In 2003 one of our foundresses Mother Mary Joseph of the Child Jesus led a band of six Sisters to establish a new Foundation in Wallis & Futuna, another island of the Pacific. In July 2006 they had the joy of the Blessing of their Monastery of St Therese and are now canonically erected. Mother Mary Joseph was their first elected Prioress and they are doing very well. Their number now is going up to eleven. In the near future we are going for another foundation in Tonga in response to the request of Bishop Soane Foliaki S.M. now retired but his responsibilities have been taken up by his successor, the Most Rev. Bishop Soane Patita Mafi who is most supportive of the new Foundation. We thank God for the many graces and blessings of this foundation starting of course from our grandmother Carmel in Sydney, Australia, now Varroville Carmel. We are looking forward to celebrating the Golden Jubilee of the Samoan Carmel on 15th April, 2009; although the Jubilee starts this year.
Tel: +685 21 731
Email: Prioress, Apia
Carmel De Ste Therese Wallis – Futuna Islands

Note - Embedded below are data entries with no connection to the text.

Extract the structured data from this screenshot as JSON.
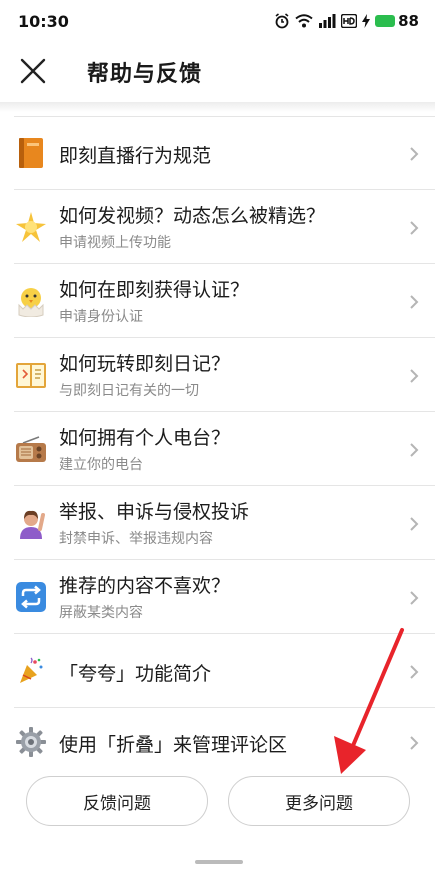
{
  "status_bar": {
    "time": "10:30",
    "battery": "88",
    "battery_color": "#2bbd4e"
  },
  "header": {
    "close_icon": "close-icon",
    "title": "帮助与反馈"
  },
  "items": [
    {
      "title": "即刻直播行为规范",
      "subtitle": "",
      "icon": "orange-book-icon"
    },
    {
      "title": "如何发视频？动态怎么被精选？",
      "subtitle": "申请视频上传功能",
      "icon": "sparkle-star-icon"
    },
    {
      "title": "如何在即刻获得认证？",
      "subtitle": "申请身份认证",
      "icon": "hatching-chick-icon"
    },
    {
      "title": "如何玩转即刻日记？",
      "subtitle": "与即刻日记有关的一切",
      "icon": "open-notebook-icon"
    },
    {
      "title": "如何拥有个人电台？",
      "subtitle": "建立你的电台",
      "icon": "radio-icon"
    },
    {
      "title": "举报、申诉与侵权投诉",
      "subtitle": "封禁申诉、举报违规内容",
      "icon": "raising-hand-person-icon"
    },
    {
      "title": "推荐的内容不喜欢？",
      "subtitle": "屏蔽某类内容",
      "icon": "repeat-arrows-icon"
    },
    {
      "title": "「夸夸」功能简介",
      "subtitle": "",
      "icon": "party-popper-icon"
    },
    {
      "title": "使用「折叠」来管理评论区",
      "subtitle": "",
      "icon": "gear-icon"
    }
  ],
  "bottom": {
    "feedback_label": "反馈问题",
    "more_label": "更多问题"
  },
  "annotation": {
    "arrow_color": "#e8242b"
  }
}
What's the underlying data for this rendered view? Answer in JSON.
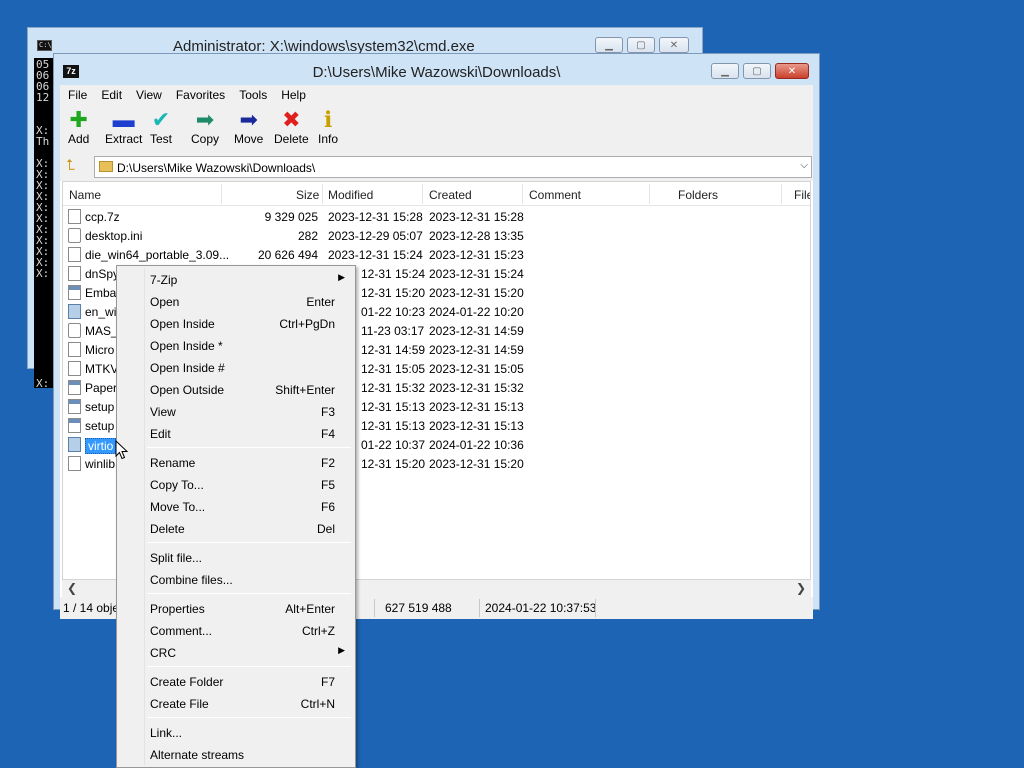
{
  "cmd": {
    "title": "Administrator: X:\\windows\\system32\\cmd.exe",
    "icon_label": "C:\\",
    "lines": [
      "05",
      "06",
      "06",
      "12",
      "",
      "",
      "X:",
      "Th",
      "",
      "X:",
      "X:",
      "X:",
      "X:",
      "X:",
      "X:",
      "X:",
      "X:",
      "X:",
      "X:",
      "X:",
      "",
      "",
      "",
      "",
      "",
      "",
      "",
      "",
      "",
      "X:"
    ]
  },
  "zip": {
    "title": "D:\\Users\\Mike Wazowski\\Downloads\\",
    "icon_label": "7z",
    "menu": [
      "File",
      "Edit",
      "View",
      "Favorites",
      "Tools",
      "Help"
    ],
    "toolbar": [
      {
        "label": "Add",
        "icon": "plus-icon",
        "glyph": "✚",
        "color": "#1fa81f"
      },
      {
        "label": "Extract",
        "icon": "minus-icon",
        "glyph": "▬",
        "color": "#1c3fd0"
      },
      {
        "label": "Test",
        "icon": "check-icon",
        "glyph": "✔",
        "color": "#19b6b6"
      },
      {
        "label": "Copy",
        "icon": "copy-arrow-icon",
        "glyph": "➡",
        "color": "#1e8a6a"
      },
      {
        "label": "Move",
        "icon": "move-arrow-icon",
        "glyph": "➡",
        "color": "#1a2a9a"
      },
      {
        "label": "Delete",
        "icon": "delete-x-icon",
        "glyph": "✖",
        "color": "#e01f1f"
      },
      {
        "label": "Info",
        "icon": "info-icon",
        "glyph": "ℹ",
        "color": "#c9a000"
      }
    ],
    "address": "D:\\Users\\Mike Wazowski\\Downloads\\",
    "columns": {
      "name": "Name",
      "size": "Size",
      "modified": "Modified",
      "created": "Created",
      "comment": "Comment",
      "folders": "Folders",
      "files": "File"
    },
    "files": [
      {
        "name": "ccp.7z",
        "size": "9 329 025",
        "modified": "2023-12-31 15:28",
        "created": "2023-12-31 15:28",
        "icon": "file-icon"
      },
      {
        "name": "desktop.ini",
        "size": "282",
        "modified": "2023-12-29 05:07",
        "created": "2023-12-28 13:35",
        "icon": "settings-file-icon"
      },
      {
        "name": "die_win64_portable_3.09...",
        "size": "20 626 494",
        "modified": "2023-12-31 15:24",
        "created": "2023-12-31 15:23",
        "icon": "file-icon"
      },
      {
        "name": "dnSpy",
        "size": "",
        "modified": "12-31 15:24",
        "created": "2023-12-31 15:24",
        "icon": "file-icon"
      },
      {
        "name": "Emba",
        "size": "",
        "modified": "12-31 15:20",
        "created": "2023-12-31 15:20",
        "icon": "app-icon"
      },
      {
        "name": "en_wi",
        "size": "",
        "modified": "01-22 10:23",
        "created": "2024-01-22 10:20",
        "icon": "disk-image-icon"
      },
      {
        "name": "MAS_",
        "size": "",
        "modified": "11-23 03:17",
        "created": "2023-12-31 14:59",
        "icon": "settings-file-icon"
      },
      {
        "name": "Micro",
        "size": "",
        "modified": "12-31 14:59",
        "created": "2023-12-31 14:59",
        "icon": "file-icon"
      },
      {
        "name": "MTKV",
        "size": "",
        "modified": "12-31 15:05",
        "created": "2023-12-31 15:05",
        "icon": "file-icon"
      },
      {
        "name": "Paper",
        "size": "",
        "modified": "12-31 15:32",
        "created": "2023-12-31 15:32",
        "icon": "app-icon"
      },
      {
        "name": "setup",
        "size": "",
        "modified": "12-31 15:13",
        "created": "2023-12-31 15:13",
        "icon": "app-icon"
      },
      {
        "name": "setup",
        "size": "",
        "modified": "12-31 15:13",
        "created": "2023-12-31 15:13",
        "icon": "app-icon"
      },
      {
        "name": "virtio",
        "size": "",
        "modified": "01-22 10:37",
        "created": "2024-01-22 10:36",
        "icon": "disk-image-icon",
        "selected": true
      },
      {
        "name": "winlib",
        "size": "",
        "modified": "12-31 15:20",
        "created": "2023-12-31 15:20",
        "icon": "file-icon"
      }
    ],
    "status": {
      "selection": "1 / 14 obje",
      "size": "627 519 488",
      "date": "2024-01-22 10:37:53"
    }
  },
  "context_menu": {
    "groups": [
      [
        {
          "label": "7-Zip",
          "shortcut": "",
          "submenu": true
        },
        {
          "label": "Open",
          "shortcut": "Enter"
        },
        {
          "label": "Open Inside",
          "shortcut": "Ctrl+PgDn"
        },
        {
          "label": "Open Inside *",
          "shortcut": ""
        },
        {
          "label": "Open Inside #",
          "shortcut": ""
        },
        {
          "label": "Open Outside",
          "shortcut": "Shift+Enter"
        },
        {
          "label": "View",
          "shortcut": "F3"
        },
        {
          "label": "Edit",
          "shortcut": "F4"
        }
      ],
      [
        {
          "label": "Rename",
          "shortcut": "F2"
        },
        {
          "label": "Copy To...",
          "shortcut": "F5"
        },
        {
          "label": "Move To...",
          "shortcut": "F6"
        },
        {
          "label": "Delete",
          "shortcut": "Del"
        }
      ],
      [
        {
          "label": "Split file...",
          "shortcut": ""
        },
        {
          "label": "Combine files...",
          "shortcut": ""
        }
      ],
      [
        {
          "label": "Properties",
          "shortcut": "Alt+Enter"
        },
        {
          "label": "Comment...",
          "shortcut": "Ctrl+Z"
        },
        {
          "label": "CRC",
          "shortcut": "",
          "submenu": true
        }
      ],
      [
        {
          "label": "Create Folder",
          "shortcut": "F7"
        },
        {
          "label": "Create File",
          "shortcut": "Ctrl+N"
        }
      ],
      [
        {
          "label": "Link...",
          "shortcut": ""
        },
        {
          "label": "Alternate streams",
          "shortcut": ""
        }
      ]
    ]
  }
}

IntroductionfutunaA self-governing overseas territory of France, the Wallis and Futuna Islands are two groups of islands in the south-western Pacific Ocean, between Fiji and the Samoas with a total land area of 321 sq. km. Although very small compared to their neighbours in the Pacific, they have the honour of being the place where the Church began in Oceania with the arrival of Bishop Pompallier and the first group of Marist Missionaries in 1837. Both Wallis and Futuna witnessed the labours of St Peter Chanel until his martyrdom in Futuna on 28th April, 1841.
The Foundation of the Carmel
The Carmel of St Thérèse was founded on 1st October, 2003 at the invitation of Bishop Lolesio Fuahea. Six nuns left the Carmel of St Joseph, Apia, Samoa in a small inter-island ‘plane on 30th September and, crossing the International Date Line, arrived in Wallis Island on the Feast of Saint Thérèse. For two years they lived in a small house near the sea on the Mission compound at Malaetoli, not far from the place where Bishop Pompallier and his valiant band of missionaries anchored in 1837.
On 7th October, 2005, they moved to their new Carmel, which was blessed on 16th July the following year and papal enclosure was established soon after. The monastery is situated on Mt Holo, on the summit of Wallis Island and commands a magnificent view of the sea on all sides.
The community now numbers eleven – from four nations: Wallis, Samoa, Tonga, and New Zealand. Seven are finally professed. There are two novices and two postulants in the Novitiate at present. As French is the language of the schools, few people are fluent in English. Formation lessons are given in French and Wallisien, with one lesson weekly in English. The young Sisters are also taught sewing, painting and handicrafts in an effort to help each one to develop her talents.
The nuns support themselves by baking altar bread, making vestments, albs, altar linen, mending and painting statues and by handicrafts. Work in the gardens is shared by all.
The people of Wallis and Futuna appreciate the hidden life of prayer and sacrifice of the Carmelites and often go to them with their requests for prayer for their needs.
Carmel de Ste Thérèse
B. P. 112 Mata-Utu,
Email: Prioress, Wallis-Futuna